• ‘In press’ citations must have been accepted for publication and the name of the journal or publisher included.

7. Other Information

• If your citation material does not fall into any of the above categories, please see me in advance of the due date for guidance.

• Note that the Journal of Experimental Biology requires journal titles of articles

listed in the References section to be abbreviated. You can find standard abbreviations for most journals at one or both of the following sites:

• •

• DO NOT USE DIRECT QUOTATIONS IN YOUR PAPER. This paper should make clear what has been done in your set of research papers by using your own words. A synthesis of your subset of literature is the goal for your work, not simply parroting what each study says. As you develop your work, remember that some appropriate conclusions should also be drawn at the end of the paper.

• Not including your Title page, Abstract page, References, and other required materials, your paper should be 5 full pages, but not more than 7 pages, double-spaced, with 12-point font (Times New Roman only) with 1-inch margins. Note: You will not need (or be able to) to write all of the various section types normally found in the primary literature. For example, you will not have methods or results sections as part of your paper. You should, however, include an abstract, introduction section,


body/discussion section (i.e., that you can title in a way that corresponds to your topic) and conclusion section. How you handle titling of the discussion section (or subsections) will vary widely depending upon your topic and specific approach, and I am happy to offer thoughts on this problem as needed.

• Your Reference page(s) should have a minimum of 7 primary [= peer- reviewed] references. Book citations (among other possible sources) do not count towards the 7 citations, unless they are part of an edited volume of papers. If you are not sure about the status of your source(s) ask me in advance. You must turn in photocopies of the first page (including abstract) of all articles cited in your paper. Citing of the textbook is strongly discouraged, but is permissible on a very limited basis (1-2 in-text citations at the most) if approved by me in advance; note that doing so will not count towards your required 7 primary sources.

• The abstract describes the focus of the paper and the significance of your findings. It comprises a summary of your whole paper in 300 words or less.

• The paper should contain a brief introduction (2 pages maximum) that provides pertinent background information as well as the thesis statement.

• Paragraphs should be arranged in a logical order with logical transition statements connecting them. Emphasis should be placed on the synthesis of ideas from your primary sources as opposed to a simple summary of the literature.

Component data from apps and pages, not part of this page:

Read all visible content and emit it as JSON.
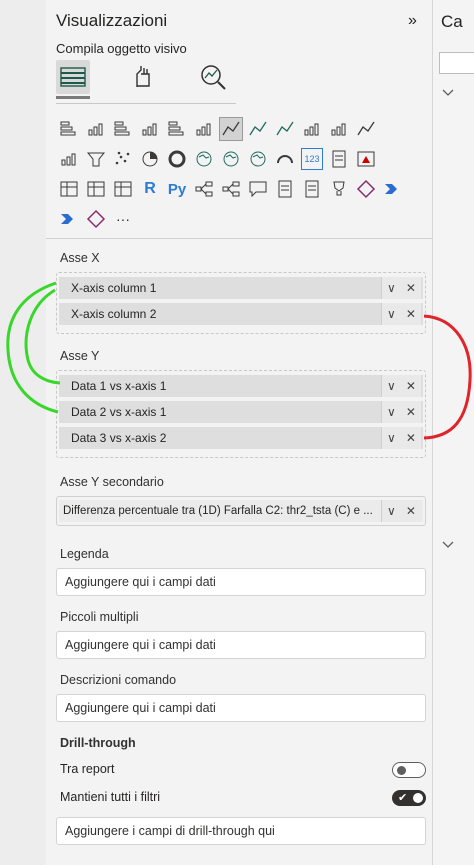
{
  "panel": {
    "title": "Visualizzazioni",
    "subtitle": "Compila oggetto visivo",
    "collapse_glyph": "»",
    "modes": [
      "build-visual-icon",
      "format-visual-icon",
      "analytics-icon"
    ]
  },
  "right_strip": {
    "label": "Ca"
  },
  "visual_icons": [
    "stacked-bar-icon",
    "stacked-column-icon",
    "clustered-bar-icon",
    "clustered-column-icon",
    "100-bar-icon",
    "100-column-icon",
    "line-chart-icon",
    "area-chart-icon",
    "stacked-area-icon",
    "line-stacked-column-icon",
    "line-clustered-column-icon",
    "ribbon-chart-icon",
    "waterfall-icon",
    "funnel-icon",
    "scatter-icon",
    "pie-icon",
    "donut-icon",
    "treemap-icon",
    "map-icon",
    "filled-map-icon",
    "gauge-icon",
    "card-icon",
    "multirow-card-icon",
    "kpi-icon",
    "slicer-icon",
    "table-icon",
    "matrix-icon",
    "r-visual-icon",
    "python-visual-icon",
    "key-influencers-icon",
    "decomposition-tree-icon",
    "qna-icon",
    "smart-narrative-icon",
    "paginated-icon",
    "metrics-icon",
    "power-apps-icon",
    "power-automate-icon",
    "power-automate-alt-icon",
    "get-more-icon",
    "more-icon"
  ],
  "visual_glyphs": {
    "r": "R",
    "py": "Py",
    "card": "123",
    "more": "···"
  },
  "x_axis": {
    "label": "Asse X",
    "fields": [
      "X-axis column 1",
      "X-axis column 2"
    ]
  },
  "y_axis": {
    "label": "Asse Y",
    "fields": [
      "Data 1 vs x-axis 1",
      "Data 2 vs x-axis 1",
      "Data 3 vs x-axis 2"
    ]
  },
  "y2_axis": {
    "label": "Asse Y secondario",
    "field": "Differenza percentuale tra (1D) Farfalla C2: thr2_tsta (C) e ..."
  },
  "legend": {
    "label": "Legenda",
    "placeholder": "Aggiungere qui i campi dati"
  },
  "small_multiples": {
    "label": "Piccoli multipli",
    "placeholder": "Aggiungere qui i campi dati"
  },
  "tooltips": {
    "label": "Descrizioni comando",
    "placeholder": "Aggiungere qui i campi dati"
  },
  "drillthrough": {
    "label": "Drill-through",
    "cross_report": "Tra report",
    "keep_filters": "Mantieni tutti i filtri",
    "placeholder": "Aggiungere i campi di drill-through qui"
  },
  "field_action_glyphs": {
    "expand": "∨",
    "remove": "✕"
  },
  "colors": {
    "green_annotation": "#39d62b",
    "red_annotation": "#e0242c"
  }
}
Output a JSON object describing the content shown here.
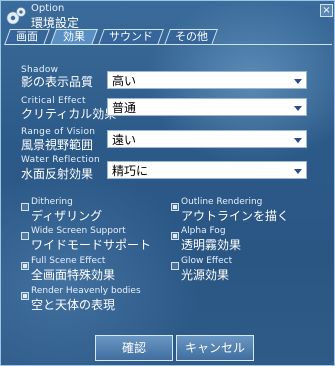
{
  "window": {
    "title_en": "Option",
    "title_jp": "環境設定",
    "close_symbol": "×"
  },
  "tabs": [
    {
      "label": "画面",
      "active": false
    },
    {
      "label": "効果",
      "active": true
    },
    {
      "label": "サウンド",
      "active": false
    },
    {
      "label": "その他",
      "active": false
    }
  ],
  "settings": [
    {
      "label_en": "Shadow",
      "label_jp": "影の表示品質",
      "value": "高い"
    },
    {
      "label_en": "Critical Effect",
      "label_jp": "クリティカル効果",
      "value": "普通"
    },
    {
      "label_en": "Range of Vision",
      "label_jp": "風景視野範囲",
      "value": "遠い"
    },
    {
      "label_en": "Water Reflection",
      "label_jp": "水面反射効果",
      "value": "精巧に"
    }
  ],
  "checkboxes": [
    {
      "label_en": "Dithering",
      "label_jp": "ディザリング",
      "checked": false
    },
    {
      "label_en": "Outline Rendering",
      "label_jp": "アウトラインを描く",
      "checked": true
    },
    {
      "label_en": "Wide Screen Support",
      "label_jp": "ワイドモードサポート",
      "checked": false
    },
    {
      "label_en": "Alpha Fog",
      "label_jp": "透明霧効果",
      "checked": true
    },
    {
      "label_en": "Full Scene Effect",
      "label_jp": "全画面特殊効果",
      "checked": true
    },
    {
      "label_en": "Glow Effect",
      "label_jp": "光源効果",
      "checked": false
    },
    {
      "label_en": "Render Heavenly bodies",
      "label_jp": "空と天体の表現",
      "checked": true
    }
  ],
  "buttons": {
    "confirm": "確認",
    "cancel": "キャンセル"
  }
}
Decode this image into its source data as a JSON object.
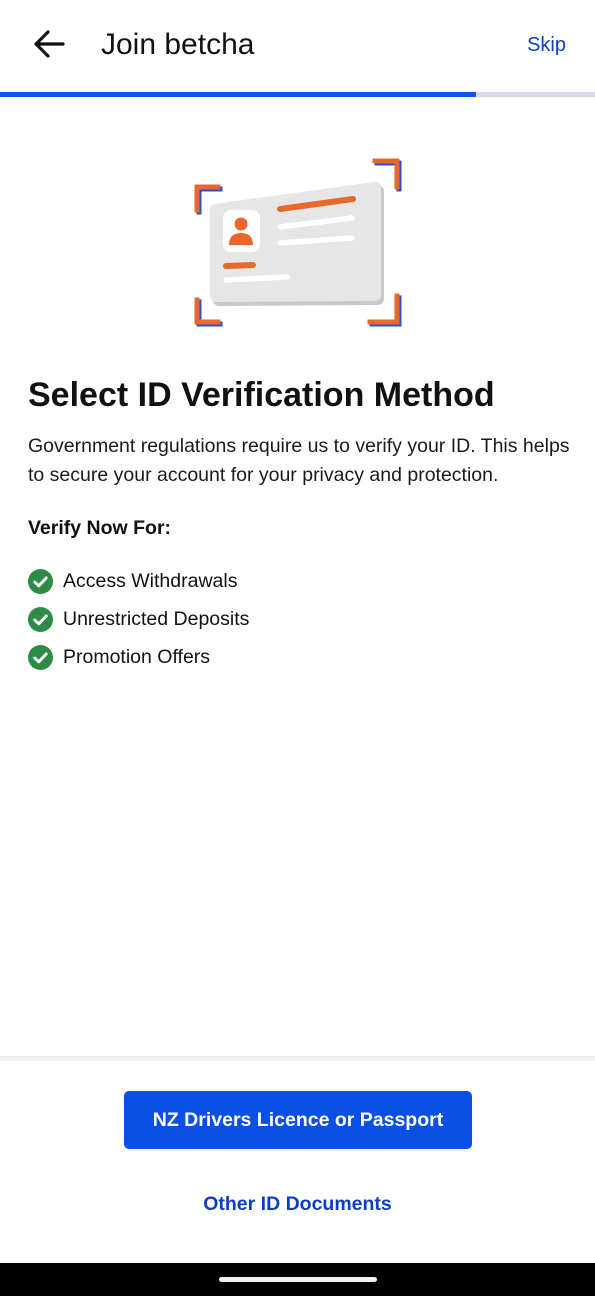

• Computer/printer/software difficulties are not considered sufficient grounds for submitting papers late. Give yourself time to print out your paper before the deadline.

• Papers will be graded on the quality of the scientific content, the clarity of your writing, use of the English language, the logical flow of ideas and data presented, and the originality of your thinking about the topic.

• Papers that do not adhere to length and format requirements will be penalized one or more letter grades.

• Plagiarism: Plagiarism is a form of cheating, and represents a major violation of the Honor Code. In addition to the university’s Honor Council policy (see the syllabus for a link), please review each of several documents posted on Canvas, and see me if you have any questions. Papers will be examined for plagiarism and other forms of cheating in several ways including, but not limited, to:

1. close comparison between writing samples taken from each individual during the semester (e.g., on tests) and the submitted term paper;


2. comparison of the term paper to the text of the original sources;

3. submission to an electronic clearinghouse for comparison of each paper to a) other papers in the class, b) papers from previous submissions for this class, and c) papers on similar topics available electronically.

Any situation deemed to constitute plagiarism will receive an automatic zero, and the material in question will be submitted to the Honor Council for further possible action.